Some of the best-documented Coast Salish shed houses were located along the banks of the lower Fraser River and around the foreshore of Puget Sound. The structure of a Salish house consists of two rows of posts, 2-3 feet wide and 6-8 inches thick. These posts were placed 12-14 feet apart, with the shorter ones at the rear of the house. Roundwood beams, often more than 2 feet in diameter, spanned the width of the house, which varied from 25-60 feet. A lattice of small roundwood rafters was constructed at right angles and tied with withes to these beams.

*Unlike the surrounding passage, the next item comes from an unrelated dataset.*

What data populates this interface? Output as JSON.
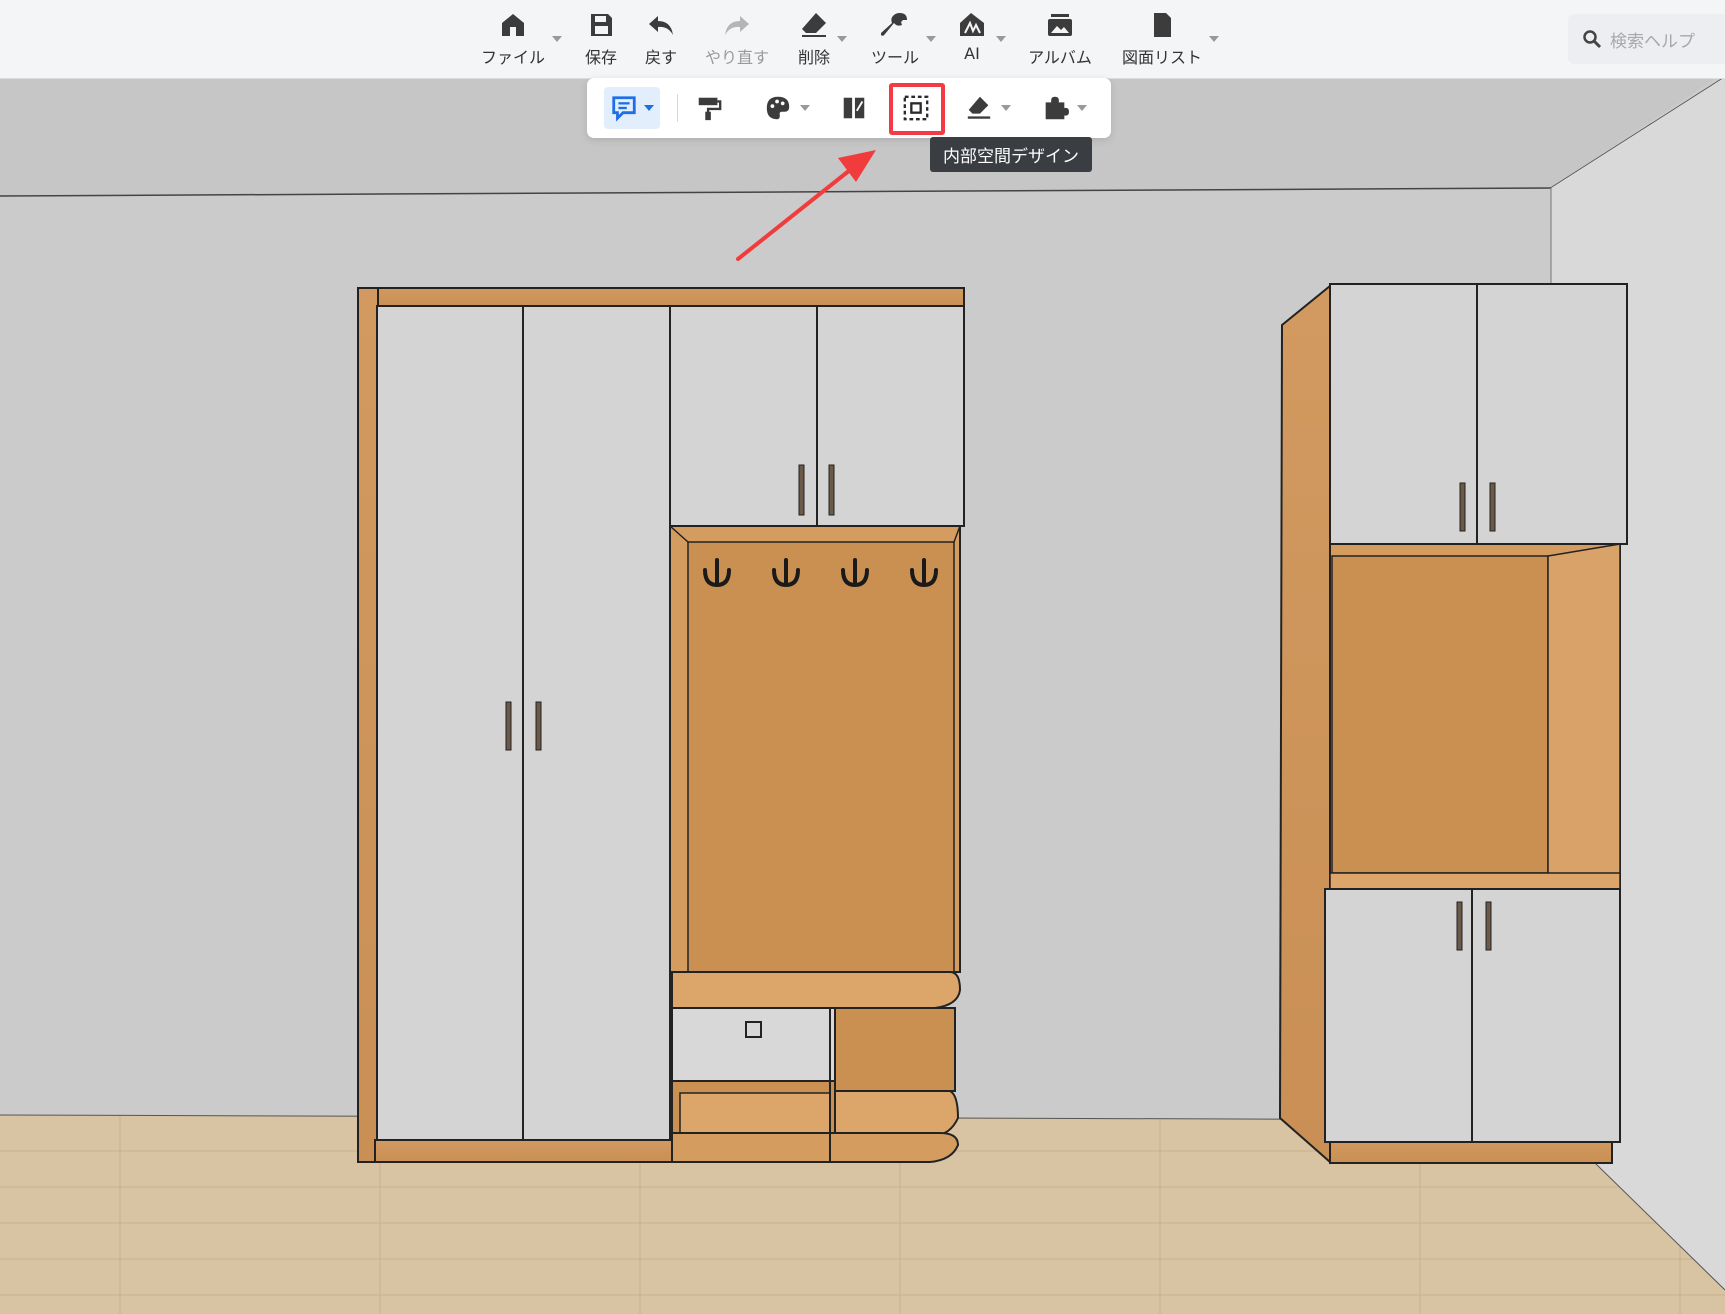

Cedar roof planks about 3 feet wide were laid overlapping the rows of rafters and were bound to them with Cedar bark ties. These roof planks were often gouged out on one face to both overlap and interlock so as to provide watertight drainage off the shed roof. The roof was held down with either rocks or small logs laid along its length. Likewise, the horizontal wall planks were tied with withes between pairs of saplings, and would be removed from the post and beam frame and transported by canoe to standing frames at summer harvesting camps. The exterior walls were not connected in any way to the post and beam structure, thereby becoming the first curtain walls in the world. The horizontal boards were gouged out on one or both sides to overlap and attach from the bottom up. However, the lowest board was always placed above ground level, creating a gap at the bottom of the exterior wall which allowed the cooking fires inside to draw in outside air and keep the dirt floors dry. In the few cases where Coast Salish houses used vertical siding, the planks were anchored in the ground.
On the southeast coast of Vancouver Island, the floors of Coast Salish houses were often excavated. However, in most cases the floors were merely tamped earth covered with sand, with a 3-4 foot wide sleeping bench along the interior of the exterior walls. Individual family spaces were delineated with horizontal cedar planks or hanging mats. Coast Salish houses had no windows, and were lit only by a front doorway cut into one corner of the façade, and a second, rear entry. Cedar planks suspended by cedar ties were hung from a transom to act as a movable door, or plank barricades were built inside the entry for defense and to block out the wind and rain. The exterior walls of a Coast Salish house were insulated on the inside with either bark or woven mats, and household goods and foodstuffs were both stored under the sleeping bench and hung from the rafters.
The fire pit in a Coast Salish houses was located in a central position if there were only a few families living in the house. However, as the families grew in number and the length of the house increased, fire pits were located in the four corners of the building, or along both sides of the long central aisle. Smoke holes were achieved in the roof by temporarily moving the roof planks aside.
The Coast Salish people were actively involved in trade, but were also frequently the victims of raids and war with groups from the Central and North Coast. For this reason, Salish villages were situated so they could be easily defended, taking full advantage of natural ocean or rock barriers. Villages were often also fortified, with 14 foot palisade walls piled with boulders to throw down onto the invaders. They also sometimes built elaborate networks of secret underground tunnels for escape and to connect to underground hideaways with bunks and provisions.
Coast Salish summer camps were used for hunting, fishing and gathering of certain roots, berries, and bulbs. At these camps, a tent-like ridgepole would be erected either on a tripod of saplings or two larger sticks with forks in them, against which planks would be leaned or woven mats stretched out and anchored with rocks. Another form of summer housing was the “kekuli”, or quiggly hole pit house, very similar to those used by the Interior Salish.
Coast Salish-speaking peoples built a variety of styles of large houses after European contact. Houseposts were often carved and shown both on the interior and exterior of the house. In the southern reaches of the Coast Salish people, large potlatch houses or community feast halls were built either with flat, mansard (hip) or gabled roofs. The latter two types were often framed like the old shed roof structures, but with a gabled superstructure of poles resting on the heavier posts and beams. These three roof styles were freely mixed but some people came to use the gable roof exclusively. Today, most Coast Salish people live in Western-style, single-family housing. Large extended family houses, such a those described above, are still being used and buil by Coast Salish people using a mix of Western and Indigenous technologies. However, they are often used for large family and community gatherings and not as a primary residence.
Textual information for this page: Nabakov and Easton, 1989; Suttles, 1990.